You may be thinking: oh, uh, wow. What does this mean for me during, say, tax time?

Funny you ask! With tax time around the corner, if you’re self-employed, you need to start thinking about such things as self-employment taxes, making quarterly estimated tax payments, and of course, saving for retirement!

We’ve collected a few helpful tax tips here to help you out this season, and to remind you that while we commend your independent-working-life… you still have to answer to Uncle Sam. 😉

Self-Employment Taxes

We’ll start this one by reminding gig workers that it’s important to keep personal and business finances very separate throughout the year. It’ll keep all things money simpler, especially around tax time.

That said, most people know that they must pay income taxes on the money they earn. But did you know that there’s another tax for self-employed folks? Yep. Self-employment taxes cover Social Security and Medicare taxes. According to Brett School, CPA, “Gig workers need to know that not only will their net profit be subject to income taxes, but they will also need to pay the self-employment tax of 15.3%.” That means that you can’t just take 100% of your earnings and spend it all. You need to be saving some of it for the taxman—which we cover in more detail in the next section.

But also, there’s some good news! You may be eligible to itemize deductions that are available to freelancers, including a new deduction for pass-through businesses that were implemented as part of the Tax Cuts and Jobs Act of 2017. Take a look at some of these common tax deductions if you’re an independent contractor.

Quarterly Estimated Tax Payments

When you work for a standard employer and receive a W-2, you are subject to income tax withholding. This means you do not need to make estimated tax payments. Simple. Gig workers, however, don’t have it as easy.

“Income received from just about any source is generally subject to income tax. That can include not only federal income tax, but also state income tax, and Social Security and Medicare tax,” reports Money Under 30’s David Weliver. When you work for yourself, you’re liable to estimate your tax payments to the IRS four times per year: on April 15th, June 15th, September 15th, and January 15th of the next year. Many gig workers fail to pay these estimated taxes and come tax time and end up owing a whole lot of money. Yikes.

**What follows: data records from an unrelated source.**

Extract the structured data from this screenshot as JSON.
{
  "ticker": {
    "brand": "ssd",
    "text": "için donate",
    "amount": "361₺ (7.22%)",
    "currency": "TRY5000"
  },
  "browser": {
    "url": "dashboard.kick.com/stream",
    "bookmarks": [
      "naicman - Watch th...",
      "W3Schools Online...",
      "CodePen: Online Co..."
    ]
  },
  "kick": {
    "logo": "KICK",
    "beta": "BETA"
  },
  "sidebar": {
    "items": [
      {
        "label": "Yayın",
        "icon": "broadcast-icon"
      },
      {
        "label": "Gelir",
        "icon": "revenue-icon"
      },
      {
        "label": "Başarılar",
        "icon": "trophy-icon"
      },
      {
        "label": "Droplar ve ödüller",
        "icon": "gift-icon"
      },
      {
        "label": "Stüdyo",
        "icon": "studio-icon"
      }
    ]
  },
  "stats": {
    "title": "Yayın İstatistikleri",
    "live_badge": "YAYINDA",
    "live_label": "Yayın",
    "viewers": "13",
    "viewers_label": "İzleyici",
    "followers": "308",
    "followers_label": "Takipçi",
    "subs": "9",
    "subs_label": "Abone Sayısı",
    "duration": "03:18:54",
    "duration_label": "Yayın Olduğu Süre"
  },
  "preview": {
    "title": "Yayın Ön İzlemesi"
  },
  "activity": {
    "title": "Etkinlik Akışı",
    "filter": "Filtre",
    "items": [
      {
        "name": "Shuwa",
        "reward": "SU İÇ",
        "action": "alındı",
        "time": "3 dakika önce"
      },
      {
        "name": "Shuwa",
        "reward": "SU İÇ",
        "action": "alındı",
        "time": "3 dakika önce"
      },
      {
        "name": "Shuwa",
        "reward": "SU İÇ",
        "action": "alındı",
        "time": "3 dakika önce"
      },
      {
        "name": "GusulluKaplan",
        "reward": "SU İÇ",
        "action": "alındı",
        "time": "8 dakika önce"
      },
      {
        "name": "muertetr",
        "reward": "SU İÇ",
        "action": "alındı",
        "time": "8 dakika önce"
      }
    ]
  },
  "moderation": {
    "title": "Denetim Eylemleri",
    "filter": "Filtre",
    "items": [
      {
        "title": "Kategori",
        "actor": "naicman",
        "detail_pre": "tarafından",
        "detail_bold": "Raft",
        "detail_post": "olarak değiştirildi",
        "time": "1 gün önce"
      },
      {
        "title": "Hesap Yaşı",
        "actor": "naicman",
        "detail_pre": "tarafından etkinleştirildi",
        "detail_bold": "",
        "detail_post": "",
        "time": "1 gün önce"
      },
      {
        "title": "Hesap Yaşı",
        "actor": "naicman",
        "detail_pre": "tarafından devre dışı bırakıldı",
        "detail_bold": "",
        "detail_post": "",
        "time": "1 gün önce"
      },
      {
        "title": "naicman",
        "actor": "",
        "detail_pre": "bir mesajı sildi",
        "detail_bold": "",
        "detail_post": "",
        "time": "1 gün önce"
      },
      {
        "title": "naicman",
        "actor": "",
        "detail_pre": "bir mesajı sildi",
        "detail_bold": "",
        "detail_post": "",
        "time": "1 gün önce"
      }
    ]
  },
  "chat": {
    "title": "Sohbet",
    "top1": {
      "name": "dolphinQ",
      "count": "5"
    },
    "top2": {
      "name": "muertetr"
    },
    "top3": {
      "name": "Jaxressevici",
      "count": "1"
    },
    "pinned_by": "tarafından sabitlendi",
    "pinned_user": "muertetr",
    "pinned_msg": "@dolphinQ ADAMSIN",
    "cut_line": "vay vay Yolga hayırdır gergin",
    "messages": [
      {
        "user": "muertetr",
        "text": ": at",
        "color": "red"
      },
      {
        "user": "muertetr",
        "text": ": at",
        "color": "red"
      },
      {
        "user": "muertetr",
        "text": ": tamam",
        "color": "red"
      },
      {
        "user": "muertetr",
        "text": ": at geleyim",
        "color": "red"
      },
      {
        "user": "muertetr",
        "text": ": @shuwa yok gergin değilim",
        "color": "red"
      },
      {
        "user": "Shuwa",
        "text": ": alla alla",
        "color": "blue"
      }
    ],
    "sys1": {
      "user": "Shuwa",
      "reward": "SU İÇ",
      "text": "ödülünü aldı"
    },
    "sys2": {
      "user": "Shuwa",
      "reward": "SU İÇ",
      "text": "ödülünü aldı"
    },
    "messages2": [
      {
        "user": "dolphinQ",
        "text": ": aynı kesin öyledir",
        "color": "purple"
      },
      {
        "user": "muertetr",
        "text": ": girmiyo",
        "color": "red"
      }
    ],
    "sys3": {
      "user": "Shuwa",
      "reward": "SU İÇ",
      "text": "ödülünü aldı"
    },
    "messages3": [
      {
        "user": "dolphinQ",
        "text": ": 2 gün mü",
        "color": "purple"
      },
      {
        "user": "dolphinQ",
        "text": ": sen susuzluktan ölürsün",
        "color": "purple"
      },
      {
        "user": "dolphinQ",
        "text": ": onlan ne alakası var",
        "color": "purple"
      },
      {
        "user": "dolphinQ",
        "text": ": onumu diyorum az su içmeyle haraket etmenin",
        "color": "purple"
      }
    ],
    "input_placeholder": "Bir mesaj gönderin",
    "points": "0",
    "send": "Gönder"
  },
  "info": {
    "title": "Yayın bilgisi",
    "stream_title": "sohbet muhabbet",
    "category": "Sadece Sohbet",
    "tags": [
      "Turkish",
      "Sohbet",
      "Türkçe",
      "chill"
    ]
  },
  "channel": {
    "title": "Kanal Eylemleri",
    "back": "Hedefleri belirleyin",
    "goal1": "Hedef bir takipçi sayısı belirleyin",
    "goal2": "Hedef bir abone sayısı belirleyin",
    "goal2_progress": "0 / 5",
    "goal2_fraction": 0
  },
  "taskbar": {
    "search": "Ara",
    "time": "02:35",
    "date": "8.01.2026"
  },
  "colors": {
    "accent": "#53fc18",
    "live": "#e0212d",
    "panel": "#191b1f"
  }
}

Do yourself a huge favor and don’t forget about quarterly estimated tax payments!

Saving for Retirement

When it comes to retirement planning as a contingent worker, the first thing to remember is to, well, not forget that you must still save for retirement! Luckily, there are a few ways to make this happen. For the sake of brevity, we’re going to talk about one in particular… because it’s our favorite and because it is, quite simply, an account with superpowers!

Health savings accounts (HSAs) are the most tax-advantaged way to save for your health and your future. With an HSA, you can save tax-free, spend tax-free on qualified medical expenses, and watch your money grow in your account… tax-free.

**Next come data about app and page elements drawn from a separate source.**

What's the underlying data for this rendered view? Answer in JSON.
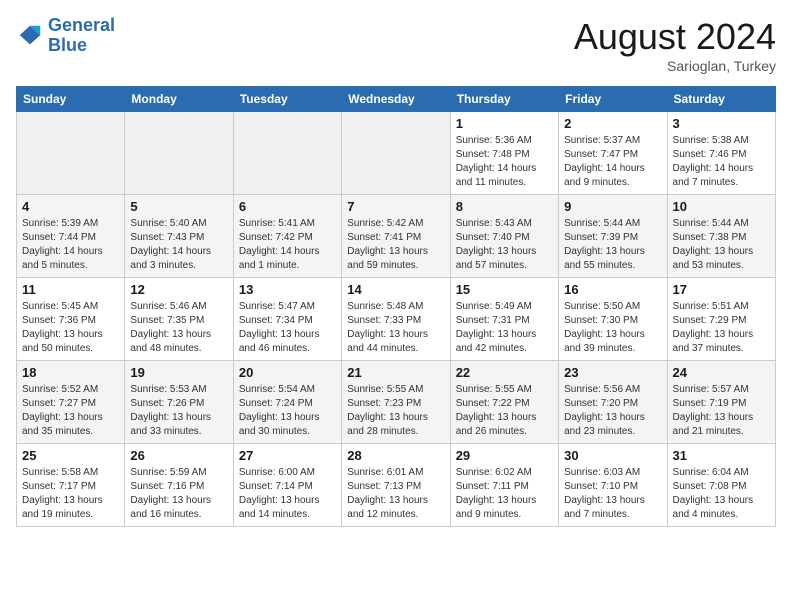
{
  "header": {
    "logo_line1": "General",
    "logo_line2": "Blue",
    "month": "August 2024",
    "location": "Sarioglan, Turkey"
  },
  "weekdays": [
    "Sunday",
    "Monday",
    "Tuesday",
    "Wednesday",
    "Thursday",
    "Friday",
    "Saturday"
  ],
  "weeks": [
    [
      {
        "day": "",
        "info": ""
      },
      {
        "day": "",
        "info": ""
      },
      {
        "day": "",
        "info": ""
      },
      {
        "day": "",
        "info": ""
      },
      {
        "day": "1",
        "info": "Sunrise: 5:36 AM\nSunset: 7:48 PM\nDaylight: 14 hours\nand 11 minutes."
      },
      {
        "day": "2",
        "info": "Sunrise: 5:37 AM\nSunset: 7:47 PM\nDaylight: 14 hours\nand 9 minutes."
      },
      {
        "day": "3",
        "info": "Sunrise: 5:38 AM\nSunset: 7:46 PM\nDaylight: 14 hours\nand 7 minutes."
      }
    ],
    [
      {
        "day": "4",
        "info": "Sunrise: 5:39 AM\nSunset: 7:44 PM\nDaylight: 14 hours\nand 5 minutes."
      },
      {
        "day": "5",
        "info": "Sunrise: 5:40 AM\nSunset: 7:43 PM\nDaylight: 14 hours\nand 3 minutes."
      },
      {
        "day": "6",
        "info": "Sunrise: 5:41 AM\nSunset: 7:42 PM\nDaylight: 14 hours\nand 1 minute."
      },
      {
        "day": "7",
        "info": "Sunrise: 5:42 AM\nSunset: 7:41 PM\nDaylight: 13 hours\nand 59 minutes."
      },
      {
        "day": "8",
        "info": "Sunrise: 5:43 AM\nSunset: 7:40 PM\nDaylight: 13 hours\nand 57 minutes."
      },
      {
        "day": "9",
        "info": "Sunrise: 5:44 AM\nSunset: 7:39 PM\nDaylight: 13 hours\nand 55 minutes."
      },
      {
        "day": "10",
        "info": "Sunrise: 5:44 AM\nSunset: 7:38 PM\nDaylight: 13 hours\nand 53 minutes."
      }
    ],
    [
      {
        "day": "11",
        "info": "Sunrise: 5:45 AM\nSunset: 7:36 PM\nDaylight: 13 hours\nand 50 minutes."
      },
      {
        "day": "12",
        "info": "Sunrise: 5:46 AM\nSunset: 7:35 PM\nDaylight: 13 hours\nand 48 minutes."
      },
      {
        "day": "13",
        "info": "Sunrise: 5:47 AM\nSunset: 7:34 PM\nDaylight: 13 hours\nand 46 minutes."
      },
      {
        "day": "14",
        "info": "Sunrise: 5:48 AM\nSunset: 7:33 PM\nDaylight: 13 hours\nand 44 minutes."
      },
      {
        "day": "15",
        "info": "Sunrise: 5:49 AM\nSunset: 7:31 PM\nDaylight: 13 hours\nand 42 minutes."
      },
      {
        "day": "16",
        "info": "Sunrise: 5:50 AM\nSunset: 7:30 PM\nDaylight: 13 hours\nand 39 minutes."
      },
      {
        "day": "17",
        "info": "Sunrise: 5:51 AM\nSunset: 7:29 PM\nDaylight: 13 hours\nand 37 minutes."
      }
    ],
    [
      {
        "day": "18",
        "info": "Sunrise: 5:52 AM\nSunset: 7:27 PM\nDaylight: 13 hours\nand 35 minutes."
      },
      {
        "day": "19",
        "info": "Sunrise: 5:53 AM\nSunset: 7:26 PM\nDaylight: 13 hours\nand 33 minutes."
      },
      {
        "day": "20",
        "info": "Sunrise: 5:54 AM\nSunset: 7:24 PM\nDaylight: 13 hours\nand 30 minutes."
      },
      {
        "day": "21",
        "info": "Sunrise: 5:55 AM\nSunset: 7:23 PM\nDaylight: 13 hours\nand 28 minutes."
      },
      {
        "day": "22",
        "info": "Sunrise: 5:55 AM\nSunset: 7:22 PM\nDaylight: 13 hours\nand 26 minutes."
      },
      {
        "day": "23",
        "info": "Sunrise: 5:56 AM\nSunset: 7:20 PM\nDaylight: 13 hours\nand 23 minutes."
      },
      {
        "day": "24",
        "info": "Sunrise: 5:57 AM\nSunset: 7:19 PM\nDaylight: 13 hours\nand 21 minutes."
      }
    ],
    [
      {
        "day": "25",
        "info": "Sunrise: 5:58 AM\nSunset: 7:17 PM\nDaylight: 13 hours\nand 19 minutes."
      },
      {
        "day": "26",
        "info": "Sunrise: 5:59 AM\nSunset: 7:16 PM\nDaylight: 13 hours\nand 16 minutes."
      },
      {
        "day": "27",
        "info": "Sunrise: 6:00 AM\nSunset: 7:14 PM\nDaylight: 13 hours\nand 14 minutes."
      },
      {
        "day": "28",
        "info": "Sunrise: 6:01 AM\nSunset: 7:13 PM\nDaylight: 13 hours\nand 12 minutes."
      },
      {
        "day": "29",
        "info": "Sunrise: 6:02 AM\nSunset: 7:11 PM\nDaylight: 13 hours\nand 9 minutes."
      },
      {
        "day": "30",
        "info": "Sunrise: 6:03 AM\nSunset: 7:10 PM\nDaylight: 13 hours\nand 7 minutes."
      },
      {
        "day": "31",
        "info": "Sunrise: 6:04 AM\nSunset: 7:08 PM\nDaylight: 13 hours\nand 4 minutes."
      }
    ]
  ]
}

Your HSA also works as an integral part of your taxable income reduction strategy. Think about it this way: because contributions to your HSA are tax-free, you can count on that as yet another deduction come tax time. Plus, just like an IRA, you can make those contributions not only through the end of the tax year but up until the filing deadline (usually April 15).

The tax deduction for HSA contributions is the same as an IRA. But unlike your IRA, you can use your HSA funds without any tax penalties for healthcare costs or, after age 65, for non-healthcare costs at the standard income tax rate

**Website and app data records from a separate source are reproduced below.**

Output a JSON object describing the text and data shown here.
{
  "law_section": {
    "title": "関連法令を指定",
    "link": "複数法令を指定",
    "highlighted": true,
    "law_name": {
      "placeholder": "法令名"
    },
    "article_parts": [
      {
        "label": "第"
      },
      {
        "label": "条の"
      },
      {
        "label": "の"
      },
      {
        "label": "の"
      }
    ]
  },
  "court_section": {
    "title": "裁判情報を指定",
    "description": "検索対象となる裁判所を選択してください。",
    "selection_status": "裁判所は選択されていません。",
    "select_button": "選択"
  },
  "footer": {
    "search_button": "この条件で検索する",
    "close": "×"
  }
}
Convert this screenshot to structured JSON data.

In order to be eligible for an HSA, you must also be enrolled in a high deductible health plan (HDHP), and remain aware of the yearly contribution limits. If you’re ready to learn more about HSA ins-and-outs, be sure to read up here.

The tradeoff for the freedom contingent work can give you, you’re also adding new responsibilities to your plate. Being outside of those normal taxable W-2 wages means you’re in a league of your own, tax-wise. Don’t get caught up with the IRS, and pay attention to these tax do’s and don’ts. Then just keep on giggin’!